Would you [date] me? I’d [date] me.
I really like my husband. A lot. I am a fan. I have a very happy marriage.
I feel like this should be an obvious thing. Of course I would like the person I married. Of course I am a fan of my partner. Isn’t that why we chose each other? Isn’t that why anyone chooses a partner?
It turns out that this is not an obvious truth for a lot of people.
This week my husband came home from work and said one of his crew members was being a jerk on the phone to his wife in front of everyone. Making faces to show his disdain for her to the other guys, while being rude and patronizing to her.
Somehow it came up that he asked my husband if he liked his wife. (Me!) And he said “I adore my wife.” (Well, that is what he told me, anyway. Swoon.) He said “We like and respect each other.” (Give me a sec. I’m going to have to swoon again.)
The reason I am bringing this up is being a recovering addict is the primary reason I have a happy marriage. I got the tools to be who I want to be in a relationship by getting my eating under control and then living in a way that I could keep my eating under control, physically, emotionally, and spiritually.

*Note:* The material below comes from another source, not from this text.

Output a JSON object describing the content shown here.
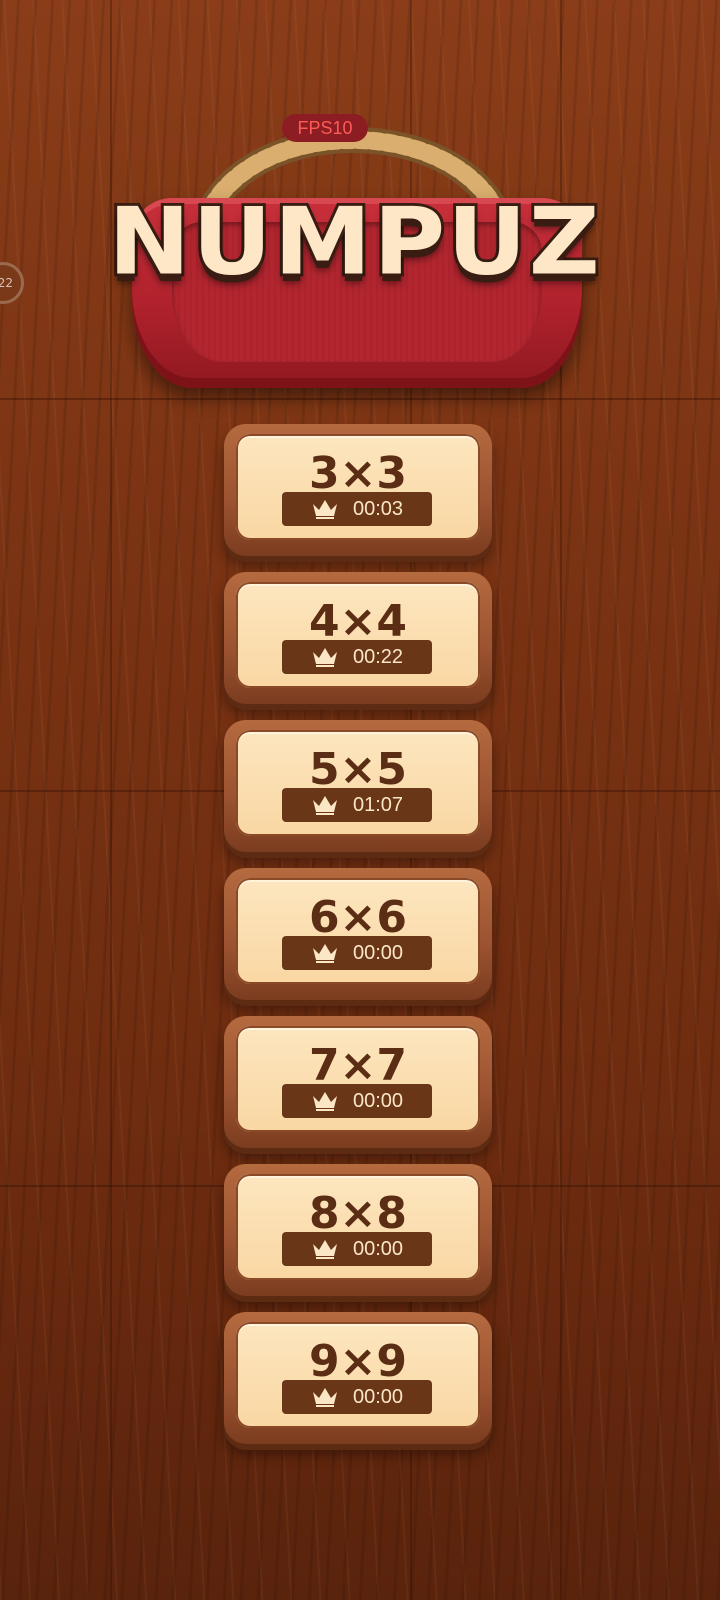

I grew up fat and sugar addicted. And in that time my relationship to love and romance was twisted and sad. I thought for all of that time that being fat made me unlovable. And I am not going to go into it today, but being fat really is a huge obstacle to dating in US culture. And it is not about attraction. Because I certainly had plenty of that kind of attention. It’s about what it says about you (especially as a man) when you date a fat person. The implication being that you must be somehow lacking, because if you were better, you could have a thin person. If you were better, you could do better than fat.
So needless to say, when I got my eating under control, and I lost a lot of weight, and was a total knockout by societal standards, I expected to find the man of my dreams right away. I thought the problem had been my fatness, and now that I was not fat anymore, it was inevitable that “The One” would be right there.
But “The One” didn’t show up! In fact he wouldn’t for over 6 years!
But in that time I got some advice from a woman who does what I do with food. She had been single for many years like myself and she had just recently found her wife. And she said to me, “Stop looking, and take this time to make *yourself* into the person you want to date.”
And I’ll be damned if that didn’t work!!! I don’t think I had really ever thought before about what someone would get by being with me. I was too wrapped up in what I would get from them.
But then I got “The One” and I had zero experience in being in a romantic relationship. And boy, was that a learning curve.
One of the most important things I learned in addiction recovery is that I am responsible for cleaning my side of the street. I am the one who has to right the wrongs I have done. I have to make amends for the ways I have done harm. I have to acknowledge my part and fix what I broke.
So much of my relationships for all of my pre-boundary-life was shifting blame. It was to never admit to anything bad. It was to manipulate all situations so that I looked like either the hero or the victim. Especially when I was actually the perpetrator.
Some things I learned through my recovery about being in a relationship include that my husband is a grown-ass man and he must be allowed to make his own choices without my nagging or unsolicited advice. That I don’t get a say in how he does things, and that if I think it’s important for a thing to get done a certain way, I better do it myself. That I must not take his emotions personally, and he is allowed to have feelings that I find difficult. That Ruth Bader Ginsburg was onto something when she said “Sometimes it helps to be a little deaf.” That not everything needs to be a conversation. Sometimes I need to work things out for myself, and often, something that irks or annoys me is really my own problem and has nothing to do with him. (Look, sometimes we have to have a conversation about something that has upset me. Obviously. But I don’t go in assuming it is all his fault.) But maybe most importantly, that I must give him the benefit of the doubt. My husband is a good man who loves to provide material things, but also, a happy home. So I spend a lot of my marriage energy making sure he feels comfortable and peaceful in the space we are creating together. It’s about the way I respond to a question with a generous spirit, or give him my attention when he asks for it, or anything else I can do to let him know that our marriage is the most important relationship in my life.
And in return I get the same. I get a man who likes and respects me as much as he loves me. I get days filled with laughter and affection. I get honest communication from a position of resolution rather than “winning.” I get appreciation and honor. I get a happy home and a happy home life.
I don’t think I would ever have been able to be the wife I am if I had not put boundaries around my eating. I don’t know if I would have been able to get out from under my own selfishness or victimization. I don’t know if I would have been able to see my own bad behaviors or cruel actions in the food fog and downward spiral of my sugar addiction. And I don’t know that I ever would have been in the vicinity of someone with the life changing advice that I should make myself into the person I wanted to date. But even if I had, I can’t imagine I would have been able to take it.